The holiday season is here, and with it comes many familiar traditions such as Christmas lighting and decorations, holiday shopping, laughter, and sharing of memories. Those of us who are managing the care of someone with Alzheimer’s disease will find that we have an array of feelings to deal with and, mostly, we wish for the understanding of others. Family members and caregivers often feel overwhelmed with the added burden of care during this busy time.
It was around this time of year when my mother-in-law was diagnosed with Alzheimer’s disease, and while it didn’t seem too bad for the first several years, she seemed less and less able to cope as her symptoms progressed. Several suggestions were made that helped our family at the time and I would like to share some of them with you.
- Communicate with friends and other family members. Be open about discussing the details of family gatherings and organize tasks in a way that least disrupts the routine of the person with Alzheimer’s disease. Do only what you can reasonably do and be direct with others about what their expectations are of you and the other person.
- Engage your person in simple activities that are reminiscent of the past. Doing these things together will give you quality time with each other. Try playing favorite holiday music. I remember decorating a small tree in my mother-in-law’s room while we listened to Christmas tunes on the radio. She walked around the entire time holding a small box of ornaments in her hands. She never dropped them and actually hummed the entire time!
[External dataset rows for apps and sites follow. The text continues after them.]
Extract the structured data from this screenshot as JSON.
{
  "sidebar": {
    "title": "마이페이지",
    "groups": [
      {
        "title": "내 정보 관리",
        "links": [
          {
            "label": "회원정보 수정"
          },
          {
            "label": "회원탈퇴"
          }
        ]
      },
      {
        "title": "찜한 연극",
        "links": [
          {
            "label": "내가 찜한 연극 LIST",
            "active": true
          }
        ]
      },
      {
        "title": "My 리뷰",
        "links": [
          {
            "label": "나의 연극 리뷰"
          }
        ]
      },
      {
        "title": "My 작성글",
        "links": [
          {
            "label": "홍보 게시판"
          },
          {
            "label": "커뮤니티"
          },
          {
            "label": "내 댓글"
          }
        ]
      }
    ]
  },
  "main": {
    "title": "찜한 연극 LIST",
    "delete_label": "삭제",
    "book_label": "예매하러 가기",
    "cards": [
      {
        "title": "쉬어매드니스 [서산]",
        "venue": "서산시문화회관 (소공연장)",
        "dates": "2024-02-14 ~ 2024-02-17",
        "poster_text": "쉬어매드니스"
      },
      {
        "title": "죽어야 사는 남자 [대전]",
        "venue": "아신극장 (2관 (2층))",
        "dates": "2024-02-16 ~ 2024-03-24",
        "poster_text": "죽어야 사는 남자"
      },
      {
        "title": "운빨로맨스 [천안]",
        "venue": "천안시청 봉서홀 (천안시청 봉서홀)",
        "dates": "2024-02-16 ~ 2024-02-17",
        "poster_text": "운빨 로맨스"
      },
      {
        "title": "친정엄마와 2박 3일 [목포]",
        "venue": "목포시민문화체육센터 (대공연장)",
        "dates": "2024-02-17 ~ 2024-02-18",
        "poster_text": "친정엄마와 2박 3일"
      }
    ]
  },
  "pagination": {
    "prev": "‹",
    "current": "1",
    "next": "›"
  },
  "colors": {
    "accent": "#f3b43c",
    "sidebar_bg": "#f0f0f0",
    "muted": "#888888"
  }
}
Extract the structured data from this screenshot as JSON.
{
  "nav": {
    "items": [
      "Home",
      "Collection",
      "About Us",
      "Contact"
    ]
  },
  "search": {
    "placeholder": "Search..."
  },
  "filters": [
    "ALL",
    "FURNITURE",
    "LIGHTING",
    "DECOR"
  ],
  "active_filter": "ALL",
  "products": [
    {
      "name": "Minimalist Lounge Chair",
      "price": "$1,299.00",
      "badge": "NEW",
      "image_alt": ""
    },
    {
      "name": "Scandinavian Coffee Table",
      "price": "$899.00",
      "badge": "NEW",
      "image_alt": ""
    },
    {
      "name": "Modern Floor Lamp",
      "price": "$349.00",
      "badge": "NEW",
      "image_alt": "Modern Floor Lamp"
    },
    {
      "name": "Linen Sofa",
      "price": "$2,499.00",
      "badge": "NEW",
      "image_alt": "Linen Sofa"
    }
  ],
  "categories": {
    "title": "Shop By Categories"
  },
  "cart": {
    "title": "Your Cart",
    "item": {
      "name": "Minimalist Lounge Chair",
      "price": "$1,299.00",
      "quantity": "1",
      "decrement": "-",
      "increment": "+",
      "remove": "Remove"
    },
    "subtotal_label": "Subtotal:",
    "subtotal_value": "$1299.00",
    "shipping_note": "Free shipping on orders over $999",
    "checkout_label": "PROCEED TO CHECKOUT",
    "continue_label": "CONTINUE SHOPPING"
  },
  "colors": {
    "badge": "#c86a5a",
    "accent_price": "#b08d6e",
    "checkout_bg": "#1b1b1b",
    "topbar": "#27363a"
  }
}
- Ask for help if you need it. Do not let yourself become overtired and rundown. It is very important to remember your own needs and if you need to take a break and have a little time away, it is really ok. And, remember that once the holiday season is over, there is a let-down period that you will experience. Again it is important to recognize your feelings and do something for yourself. I remember that I would engage myself in an activity such as reading a book or working out regularly for a period of time.
- Most of all, accept the fact that things are different than they used to be. Your situation may now require more flexibility, patience, and additional planning, but these things will give you and the rest of your family continued memories and guilt-free (is there such a thing?) holidays.
We wish you a meaningful holiday season and hopefulness for the New Year!
Very Truly Yours,
Betty J. Kemper, RN
Co-Founder, Kemper Cognitive Wellness
Founder & President, Kemper House Residential Alzheimer’s & Dementia Care
(Originally published December 2006)